Like everyone else I was shocked to hear that the NHLPA executive had chosen to fire Paul Kelly even though it probably shouldn’t have surprised anyone. The Union was broken in the labour war of 2004-05 and it is weak, fractious and inherently unstable. Paul Kelly did not really get a chance to make it strong, united and stable.
As I have written several times since 2005, it is very hard to see a positive direction for this Union. The last thing most players want is another fight with the NHL. Even if that were not so, how can the NHLPA convince themselves they could ever win a fight with the owners now? They can’t – and won’t – trust each other.

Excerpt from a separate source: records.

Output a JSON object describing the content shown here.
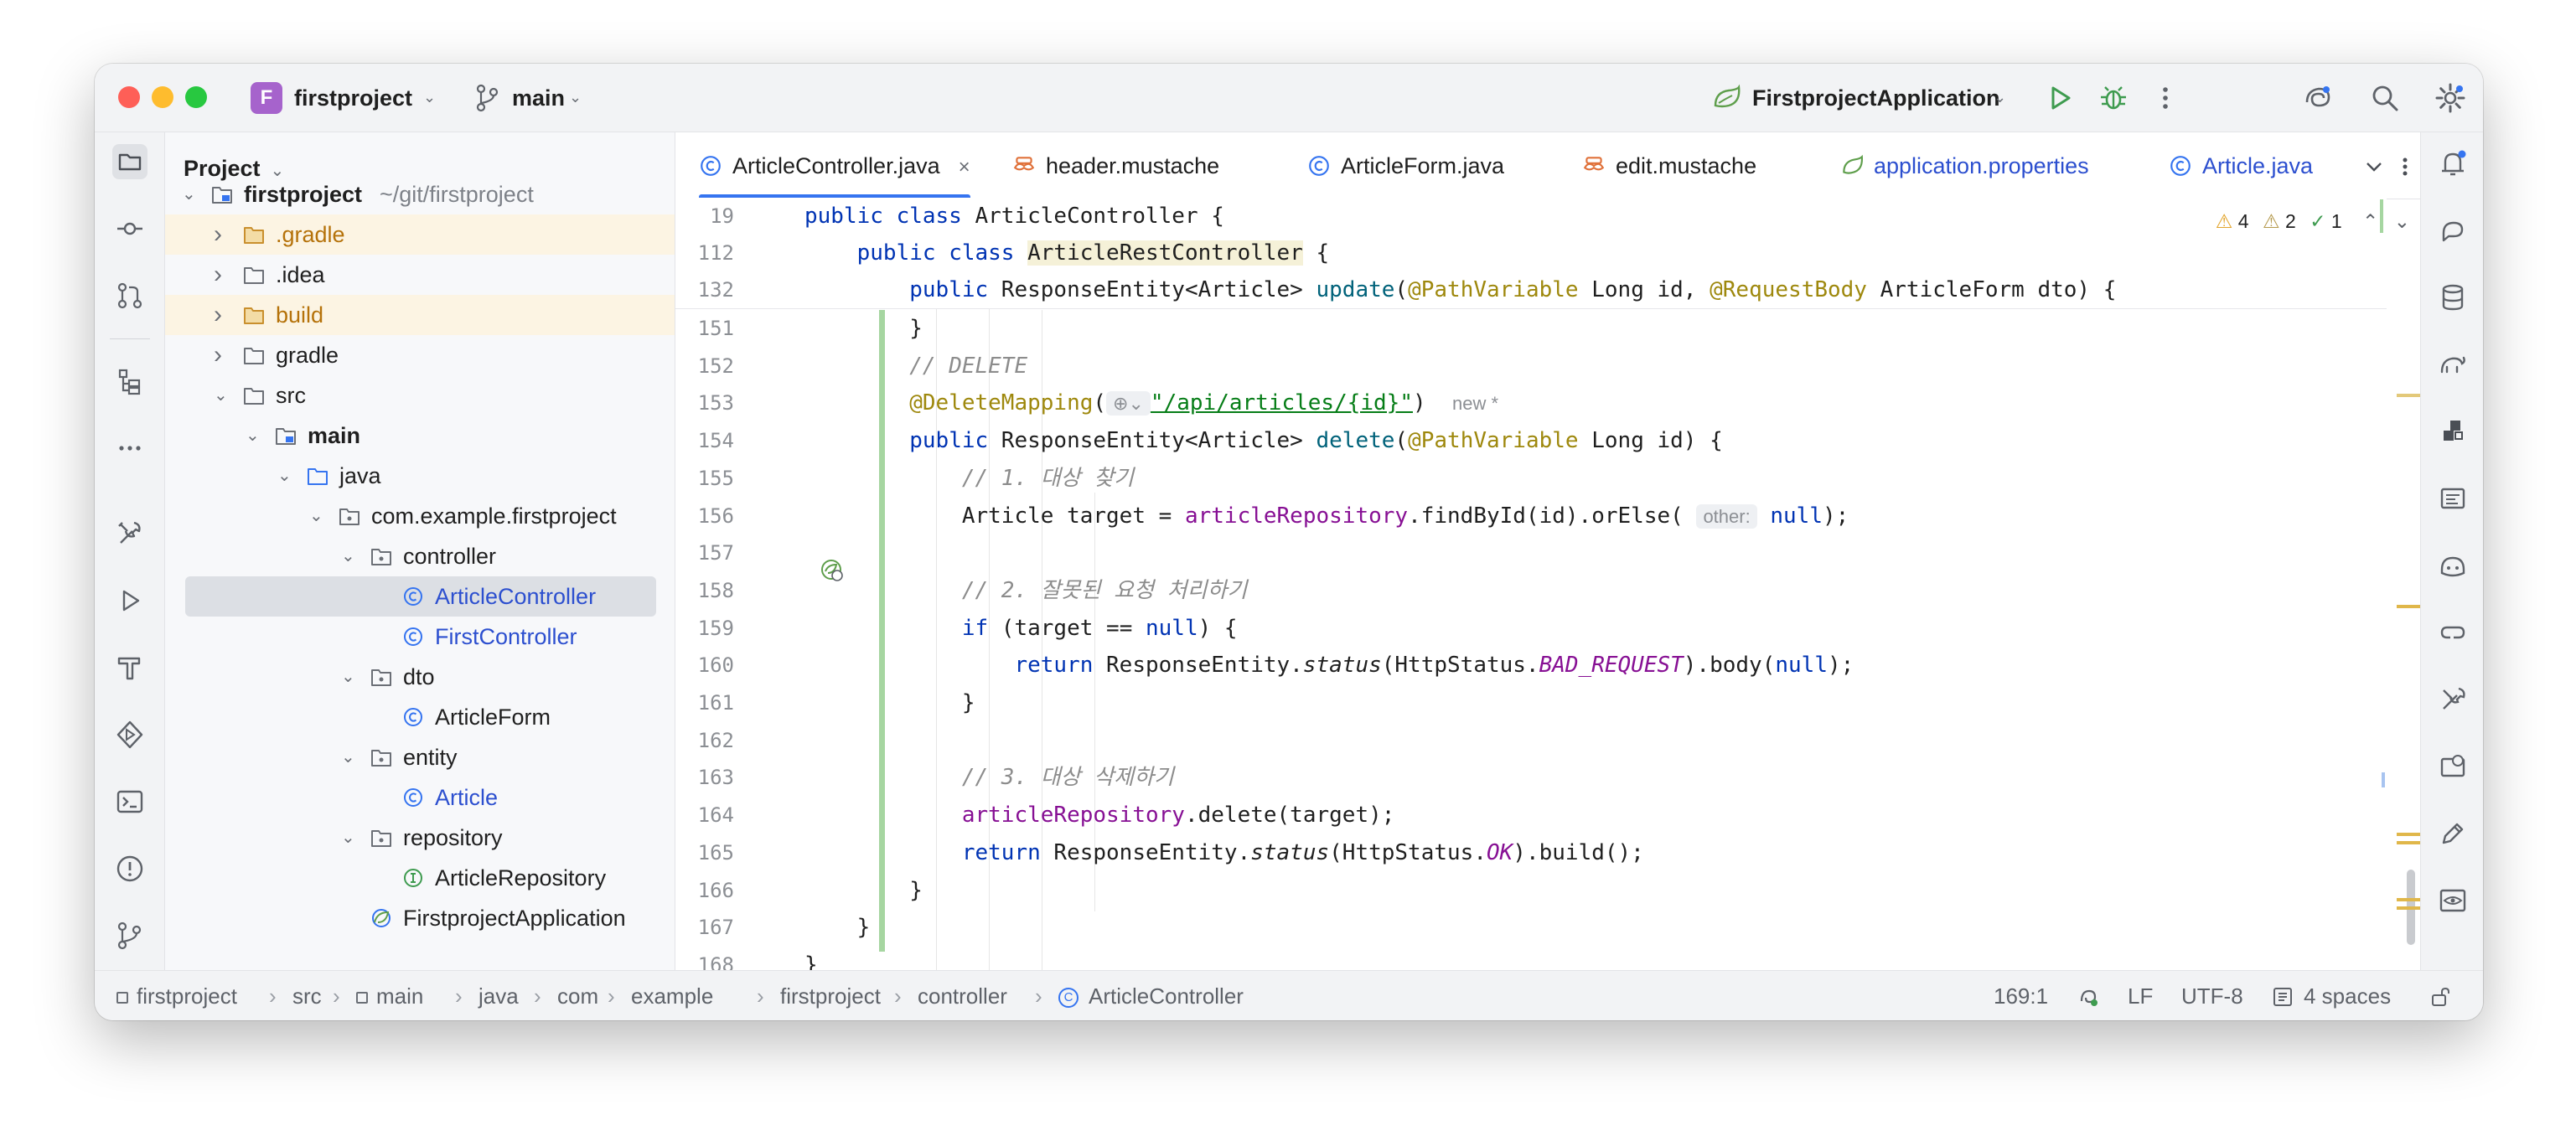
{
  "titlebar": {
    "project_initial": "F",
    "project_name": "firstproject",
    "branch": "main",
    "run_config": "FirstprojectApplication"
  },
  "project_panel": {
    "title": "Project",
    "tree": [
      {
        "label": "firstproject",
        "suffix": "~/git/firstproject",
        "depth": 0,
        "expanded": true,
        "kind": "module",
        "bold": true
      },
      {
        "label": ".gradle",
        "depth": 1,
        "expanded": false,
        "kind": "folder-excluded"
      },
      {
        "label": ".idea",
        "depth": 1,
        "expanded": false,
        "kind": "folder"
      },
      {
        "label": "build",
        "depth": 1,
        "expanded": false,
        "kind": "folder-excluded"
      },
      {
        "label": "gradle",
        "depth": 1,
        "expanded": false,
        "kind": "folder"
      },
      {
        "label": "src",
        "depth": 1,
        "expanded": true,
        "kind": "folder"
      },
      {
        "label": "main",
        "depth": 2,
        "expanded": true,
        "kind": "module",
        "bold": true
      },
      {
        "label": "java",
        "depth": 3,
        "expanded": true,
        "kind": "source-folder"
      },
      {
        "label": "com.example.firstproject",
        "depth": 4,
        "expanded": true,
        "kind": "package"
      },
      {
        "label": "controller",
        "depth": 5,
        "expanded": true,
        "kind": "package"
      },
      {
        "label": "ArticleController",
        "depth": 6,
        "kind": "class",
        "selected": true
      },
      {
        "label": "FirstController",
        "depth": 6,
        "kind": "class"
      },
      {
        "label": "dto",
        "depth": 5,
        "expanded": true,
        "kind": "package"
      },
      {
        "label": "ArticleForm",
        "depth": 6,
        "kind": "class-plain"
      },
      {
        "label": "entity",
        "depth": 5,
        "expanded": true,
        "kind": "package"
      },
      {
        "label": "Article",
        "depth": 6,
        "kind": "class"
      },
      {
        "label": "repository",
        "depth": 5,
        "expanded": true,
        "kind": "package"
      },
      {
        "label": "ArticleRepository",
        "depth": 6,
        "kind": "interface"
      },
      {
        "label": "FirstprojectApplication",
        "depth": 5,
        "kind": "spring-class"
      }
    ]
  },
  "tabs": [
    {
      "label": "ArticleController.java",
      "icon": "class-icon",
      "active": true
    },
    {
      "label": "header.mustache",
      "icon": "mustache-icon"
    },
    {
      "label": "ArticleForm.java",
      "icon": "class-icon"
    },
    {
      "label": "edit.mustache",
      "icon": "mustache-icon"
    },
    {
      "label": "application.properties",
      "icon": "spring-properties-icon"
    },
    {
      "label": "Article.java",
      "icon": "class-icon"
    }
  ],
  "inspections": {
    "warnings": "4",
    "weak_warnings": "2",
    "ok": "1"
  },
  "sticky_lines": [
    {
      "num": "19",
      "html": "<span class='kw'>public class</span> ArticleController {"
    },
    {
      "num": "112",
      "html": "    <span class='kw'>public class</span> <span class='hl-yellow'>ArticleRestController</span> {"
    },
    {
      "num": "132",
      "html": "        <span class='kw'>public</span> ResponseEntity&lt;Article&gt; <span style='color:#00627a'>update</span>(<span class='ann'>@PathVariable</span> Long id, <span class='ann'>@RequestBody</span> ArticleForm dto) {"
    }
  ],
  "code_lines": [
    {
      "num": "151",
      "html": "        }"
    },
    {
      "num": "152",
      "html": "        <span class='cm'>// DELETE</span>"
    },
    {
      "num": "153",
      "html": "        <span class='ann'>@DeleteMapping</span>(<span class='hint'>⊕⌄</span><span class='str'>\"/api/articles/{id}\"</span>)  <span class='newhint'>new *</span>"
    },
    {
      "num": "154",
      "html": "        <span class='kw'>public</span> ResponseEntity&lt;Article&gt; <span style='color:#00627a'>delete</span>(<span class='ann'>@PathVariable</span> Long id) {"
    },
    {
      "num": "155",
      "html": "            <span class='cm'>// 1. 대상 찾기</span>"
    },
    {
      "num": "156",
      "html": "            Article target = <span class='fld'>articleRepository</span>.findById(id).orElse( <span class='hint'>other:</span> <span class='kw'>null</span>);"
    },
    {
      "num": "157",
      "html": ""
    },
    {
      "num": "158",
      "html": "            <span class='cm'>// 2. 잘못된 요청 처리하기</span>"
    },
    {
      "num": "159",
      "html": "            <span class='kw'>if</span> (target == <span class='kw'>null</span>) {"
    },
    {
      "num": "160",
      "html": "                <span class='kw'>return</span> ResponseEntity.<span class='stat'>status</span>(HttpStatus.<span class='const'>BAD_REQUEST</span>).body(<span class='kw'>null</span>);"
    },
    {
      "num": "161",
      "html": "            }"
    },
    {
      "num": "162",
      "html": ""
    },
    {
      "num": "163",
      "html": "            <span class='cm'>// 3. 대상 삭제하기</span>"
    },
    {
      "num": "164",
      "html": "            <span class='fld'>articleRepository</span>.delete(target);"
    },
    {
      "num": "165",
      "html": "            <span class='kw'>return</span> ResponseEntity.<span class='stat'>status</span>(HttpStatus.<span class='const'>OK</span>).build();"
    },
    {
      "num": "166",
      "html": "        }"
    },
    {
      "num": "167",
      "html": "    }"
    },
    {
      "num": "168",
      "html": "}"
    }
  ],
  "breadcrumbs": [
    "firstproject",
    "src",
    "main",
    "java",
    "com",
    "example",
    "firstproject",
    "controller",
    "ArticleController"
  ],
  "status": {
    "position": "169:1",
    "line_sep": "LF",
    "encoding": "UTF-8",
    "indent": "4 spaces"
  },
  "colors": {
    "accent": "#3574f0",
    "vcs_added": "#a6d6a1",
    "excluded_bg": "#fcf4e3"
  }
}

When push comes to shove, the owners will get whatever they want from the next CBA, just like they got what they wanted from the last one. In other words, the NHLPA has no real power and no good reason to exist except to protect the owners from antitrust law and to subsidize weaker franchises to preserve jobs.
Changing all that was Paul Kelly’s job and he clearly failed. What’s the possibility anyone else will succeed? Close to zero in my view, at least for the generation of players who lived through 2005. It really doesn’t matter whether the new Executive Director is more militant. Paul Kelly tried to manage his house union with a mostly cooperative approach and had he survived, he would have won nothing but the occasional crumb. The next Executive Director may take a more confrontative approach, but it will still be a house union and in a worst case, the hot air and empty threats will hurt revenues and thus hurt the player paycheques. In a best case, everyone yawns and he wins nothing but the occasional crumb.
Why does this organization exist? How many players would be better off if the NHLPA folded? Why do they want to be associated with what more than one pundit has declared to be a laughingstock? Who can blame any player who chooses apathy? We’re going to keep seeing NHLPA car wrecks like this one because the players are apathetic, and because the union is weak, fractious and inherently unstable.
Eric Duhatschek thinks the NHLPA should be burned to the ground and rebuilt from scratch. I’d just burn it to the ground.